Shadows, Lights, Colors, and Jazz

Rudy Boyer

Born in 1984, Rudy Boyer lives in Nice, France. He has been engaged in street photography for over a few years. That time frame was enough to create the passion he now has for street photography. To Rudy, it is more than a passion; it is truly a pleasure.

I am 30 and live in Nice, in the south of France. I am responsible for a structures analysis laboratory in the building sector. I am passionate about photos but also music, I have been playing jazz guitar for ten years. Rudy Boyer

Kujaja: Describe your photographic style. How did you develop your style?
Rudy Boyer: I do not really have a particular style. I like black and white and color, even if I have a slight preference for color (right now). But it is true that I am more about the shadows and light.

Kujaja: What is the most challenging part about being a photographer?
Rudy Boyer: For my part, I think it is time. I never have enough. I always have too much to do.

Kujaja: Who inspires you other than photographers (artists, writers, music, architects, and philosophers)?
Rudy Boyer: Besides photography, I also make music and I listen to a lot. I do not know if it affects me in my photos, but we will consider that a yes. I think it is the 'set' of all that mingles in our lives.

Kujaja: Have you ever had formal training?
Rudy Boyer: No, like most street photographers, but I was fortunate to be in a family where the picture was always present. My father was also a photographer as a young man. That is more than training, it is inspiration.

Kujaja: What are your photography weaknesses?
Rudy Boyer: I do not know if it is a photographic weakness, but I have a problem with patience. I need to walk, even get bored several times in the same place. Sometimes I see the light, setting, everything is there except the action. Five minutes later, I'm already far away.

Kujaja: What is your opinion regarding film vs. digital photography.
Rudy Boyer: Film photography is more complicated and more expensive. It's almost another vision. It takes more time because we think 2 or 3 times before shooting.

Kujaja: Locations and weather conditions seem to be a crucial aspect to a successful picture. How do you handle these unpredictable factors?
Rudy Boyer: Yes indeed, it is quite crucial. So precisely, we must take advantage. Personally, I live in in place where it is often sunny, and I'm pretty glad to see the arrival of rain for one or two days. I never miss an opportunity to get out to take pictures. The places are never the same, the colors change, the shadows disappear.

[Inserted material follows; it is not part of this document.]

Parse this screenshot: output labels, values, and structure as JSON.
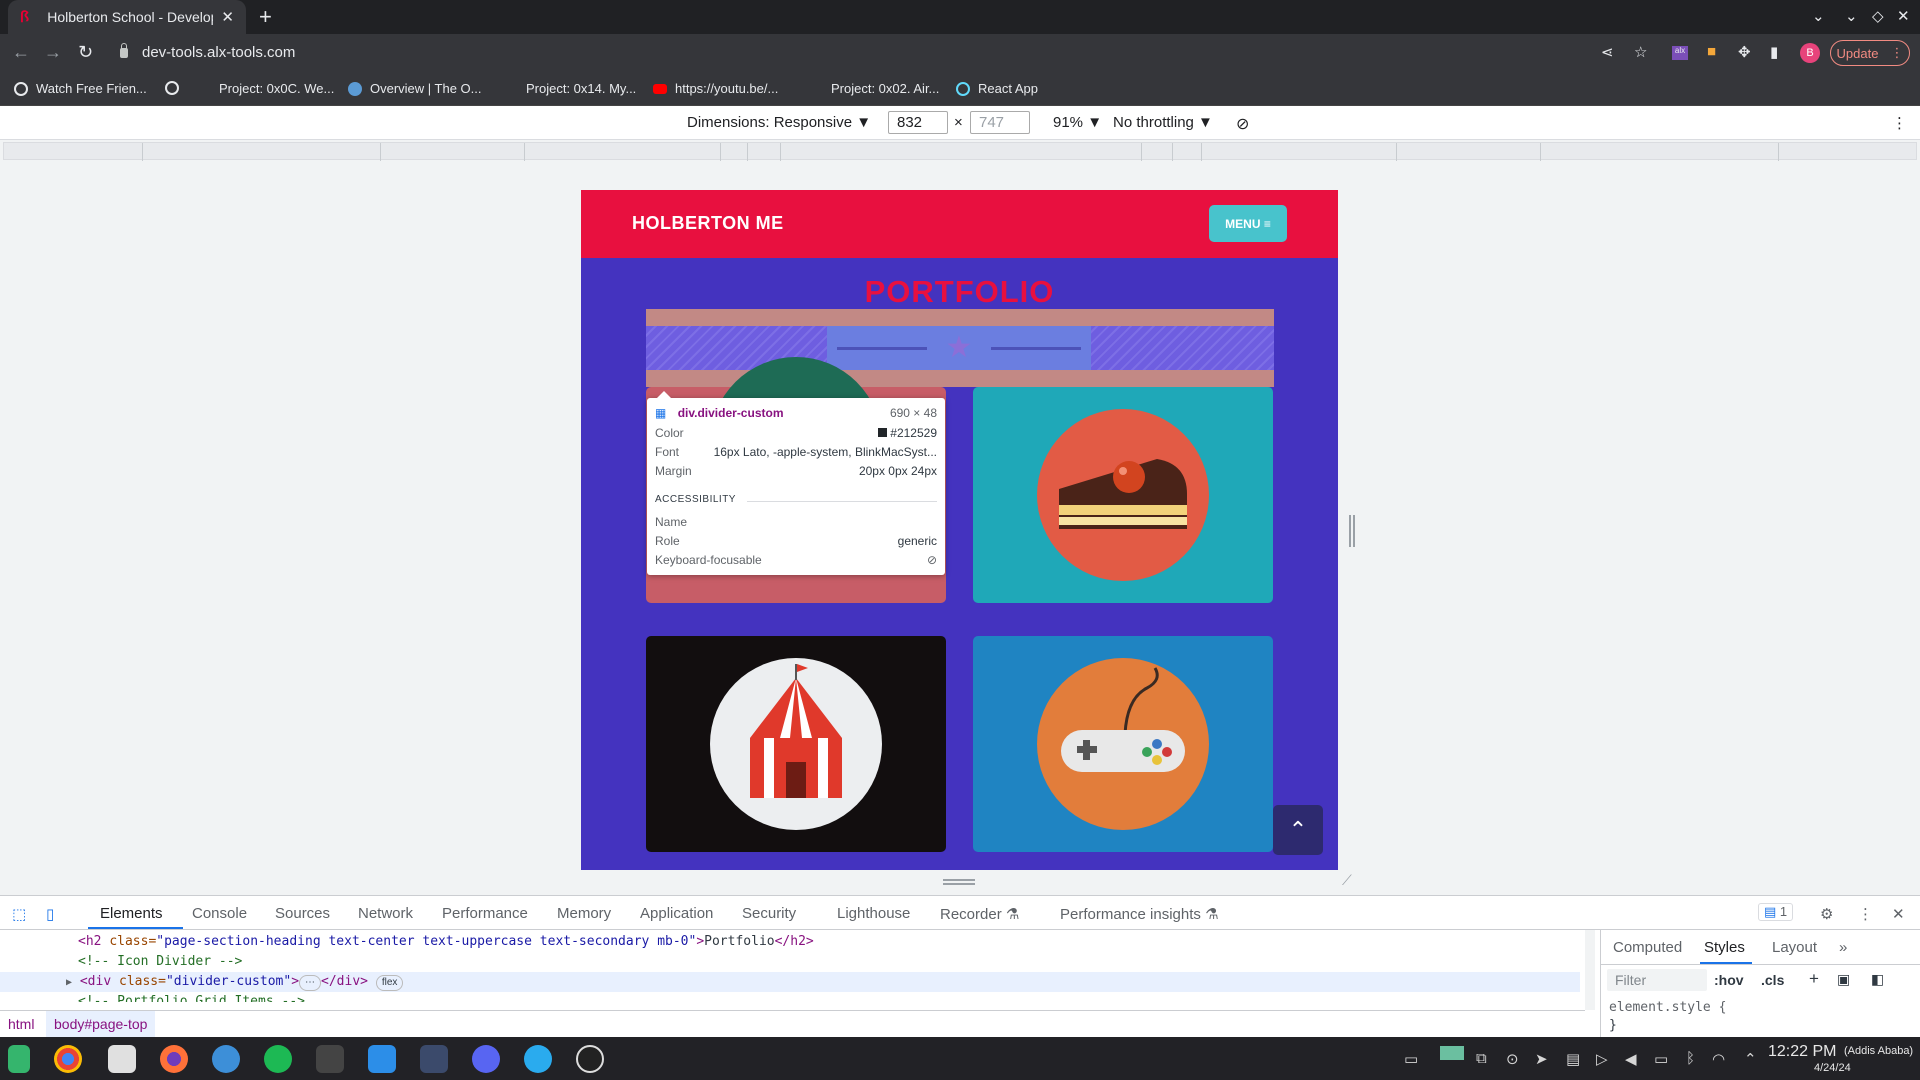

Kujaja: When you are out shooting—how much of it is instinctual versus planned?
Rudy Boyer: Everything depends on what you are calling the plan. Sometimes things go very fast, and I would say it is a mixture of instinct and planning.

Kujaja: What are some tips/advice you would give to yourself if you started street photography all over again?
Rudy Boyer: A few simple technical pieces of advice and, above all, do not be afraid to feel like a photographer.

Kujaja: What advice can you offer for those who want to get into photography but maybe can’t afford equipment?
Rudy Boyer: Now, a simple smartphone has a camera integrated, and everyone has a cell phone. The equipment is only a drop of water. The most important thing is the eye; build a frame, an intense scene, the only goal being to capture the moment. Many street photographer are using smartphones.

Kujaja: Thank you for this interview Rudy.

Rudy Boyer at World-Street Photography (click)